→ WORK TO COMPLETE:
Could you give back the listing below exactly, every line included?

──────

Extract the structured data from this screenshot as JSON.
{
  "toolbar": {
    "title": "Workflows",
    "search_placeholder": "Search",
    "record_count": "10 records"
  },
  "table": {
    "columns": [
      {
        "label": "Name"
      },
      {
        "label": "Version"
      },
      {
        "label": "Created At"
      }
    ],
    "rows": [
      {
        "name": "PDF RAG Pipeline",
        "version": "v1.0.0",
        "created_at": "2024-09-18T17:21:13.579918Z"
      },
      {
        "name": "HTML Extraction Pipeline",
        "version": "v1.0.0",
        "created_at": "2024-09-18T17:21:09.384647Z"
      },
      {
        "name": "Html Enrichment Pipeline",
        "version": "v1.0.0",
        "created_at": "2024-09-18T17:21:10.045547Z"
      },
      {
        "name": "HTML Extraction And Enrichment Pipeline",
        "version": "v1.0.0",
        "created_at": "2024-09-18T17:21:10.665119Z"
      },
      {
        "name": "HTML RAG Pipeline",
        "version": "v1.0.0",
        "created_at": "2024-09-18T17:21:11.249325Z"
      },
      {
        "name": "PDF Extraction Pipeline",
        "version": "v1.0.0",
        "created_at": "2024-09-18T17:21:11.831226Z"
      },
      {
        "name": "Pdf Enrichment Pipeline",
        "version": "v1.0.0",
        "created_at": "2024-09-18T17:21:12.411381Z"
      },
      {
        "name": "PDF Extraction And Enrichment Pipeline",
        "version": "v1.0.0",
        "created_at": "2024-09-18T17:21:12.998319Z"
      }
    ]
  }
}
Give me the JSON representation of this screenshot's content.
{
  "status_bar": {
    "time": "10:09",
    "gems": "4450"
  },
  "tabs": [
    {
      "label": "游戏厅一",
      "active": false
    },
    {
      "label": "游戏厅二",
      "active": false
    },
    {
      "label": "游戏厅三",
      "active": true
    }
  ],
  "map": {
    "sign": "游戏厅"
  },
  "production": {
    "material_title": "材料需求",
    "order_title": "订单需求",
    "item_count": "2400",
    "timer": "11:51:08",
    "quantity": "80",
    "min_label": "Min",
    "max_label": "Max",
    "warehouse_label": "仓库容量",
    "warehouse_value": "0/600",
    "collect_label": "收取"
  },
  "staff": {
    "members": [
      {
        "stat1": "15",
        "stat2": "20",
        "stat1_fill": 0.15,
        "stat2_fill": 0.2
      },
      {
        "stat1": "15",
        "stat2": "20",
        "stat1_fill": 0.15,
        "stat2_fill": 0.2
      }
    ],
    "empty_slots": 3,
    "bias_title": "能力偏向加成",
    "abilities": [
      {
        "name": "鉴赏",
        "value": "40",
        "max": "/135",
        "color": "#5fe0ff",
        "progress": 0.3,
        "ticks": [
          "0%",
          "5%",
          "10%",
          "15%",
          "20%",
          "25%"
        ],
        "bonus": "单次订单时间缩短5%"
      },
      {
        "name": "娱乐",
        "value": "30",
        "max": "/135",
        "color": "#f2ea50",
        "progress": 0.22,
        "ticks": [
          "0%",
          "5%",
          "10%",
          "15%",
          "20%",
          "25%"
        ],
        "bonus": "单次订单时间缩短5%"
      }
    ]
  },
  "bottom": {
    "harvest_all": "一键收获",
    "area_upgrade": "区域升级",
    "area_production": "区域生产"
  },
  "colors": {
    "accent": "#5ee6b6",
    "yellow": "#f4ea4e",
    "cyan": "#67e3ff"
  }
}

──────

→ RESULT FOR THIS EXERCISE:
Extract the structured data from this screenshot as JSON.
{
  "toolbar": {
    "title": "Workflows",
    "search_placeholder": "Search",
    "record_count": "10 records"
  },
  "table": {
    "columns": [
      {
        "label": "Name"
      },
      {
        "label": "Version"
      },
      {
        "label": "Created At"
      }
    ],
    "rows": [
      {
        "name": "PDF RAG Pipeline",
        "version": "v1.0.0",
        "created_at": "2024-09-18T17:21:13.579918Z"
      },
      {
        "name": "HTML Extraction Pipeline",
        "version": "v1.0.0",
        "created_at": "2024-09-18T17:21:09.384647Z"
      },
      {
        "name": "Html Enrichment Pipeline",
        "version": "v1.0.0",
        "created_at": "2024-09-18T17:21:10.045547Z"
      },
      {
        "name": "HTML Extraction And Enrichment Pipeline",
        "version": "v1.0.0",
        "created_at": "2024-09-18T17:21:10.665119Z"
      },
      {
        "name": "HTML RAG Pipeline",
        "version": "v1.0.0",
        "created_at": "2024-09-18T17:21:11.249325Z"
      },
      {
        "name": "PDF Extraction Pipeline",
        "version": "v1.0.0",
        "created_at": "2024-09-18T17:21:11.831226Z"
      },
      {
        "name": "Pdf Enrichment Pipeline",
        "version": "v1.0.0",
        "created_at": "2024-09-18T17:21:12.411381Z"
      },
      {
        "name": "PDF Extraction And Enrichment Pipeline",
        "version": "v1.0.0",
        "created_at": "2024-09-18T17:21:12.998319Z"
      }
    ]
  }
}
Give me the JSON representation of this screenshot's content.
{
  "status_bar": {
    "time": "10:09",
    "gems": "4450"
  },
  "tabs": [
    {
      "label": "游戏厅一",
      "active": false
    },
    {
      "label": "游戏厅二",
      "active": false
    },
    {
      "label": "游戏厅三",
      "active": true
    }
  ],
  "map": {
    "sign": "游戏厅"
  },
  "production": {
    "material_title": "材料需求",
    "order_title": "订单需求",
    "item_count": "2400",
    "timer": "11:51:08",
    "quantity": "80",
    "min_label": "Min",
    "max_label": "Max",
    "warehouse_label": "仓库容量",
    "warehouse_value": "0/600",
    "collect_label": "收取"
  },
  "staff": {
    "members": [
      {
        "stat1": "15",
        "stat2": "20",
        "stat1_fill": 0.15,
        "stat2_fill": 0.2
      },
      {
        "stat1": "15",
        "stat2": "20",
        "stat1_fill": 0.15,
        "stat2_fill": 0.2
      }
    ],
    "empty_slots": 3,
    "bias_title": "能力偏向加成",
    "abilities": [
      {
        "name": "鉴赏",
        "value": "40",
        "max": "/135",
        "color": "#5fe0ff",
        "progress": 0.3,
        "ticks": [
          "0%",
          "5%",
          "10%",
          "15%",
          "20%",
          "25%"
        ],
        "bonus": "单次订单时间缩短5%"
      },
      {
        "name": "娱乐",
        "value": "30",
        "max": "/135",
        "color": "#f2ea50",
        "progress": 0.22,
        "ticks": [
          "0%",
          "5%",
          "10%",
          "15%",
          "20%",
          "25%"
        ],
        "bonus": "单次订单时间缩短5%"
      }
    ]
  },
  "bottom": {
    "harvest_all": "一键收获",
    "area_upgrade": "区域升级",
    "area_production": "区域生产"
  },
  "colors": {
    "accent": "#5ee6b6",
    "yellow": "#f4ea4e",
    "cyan": "#67e3ff"
  }
}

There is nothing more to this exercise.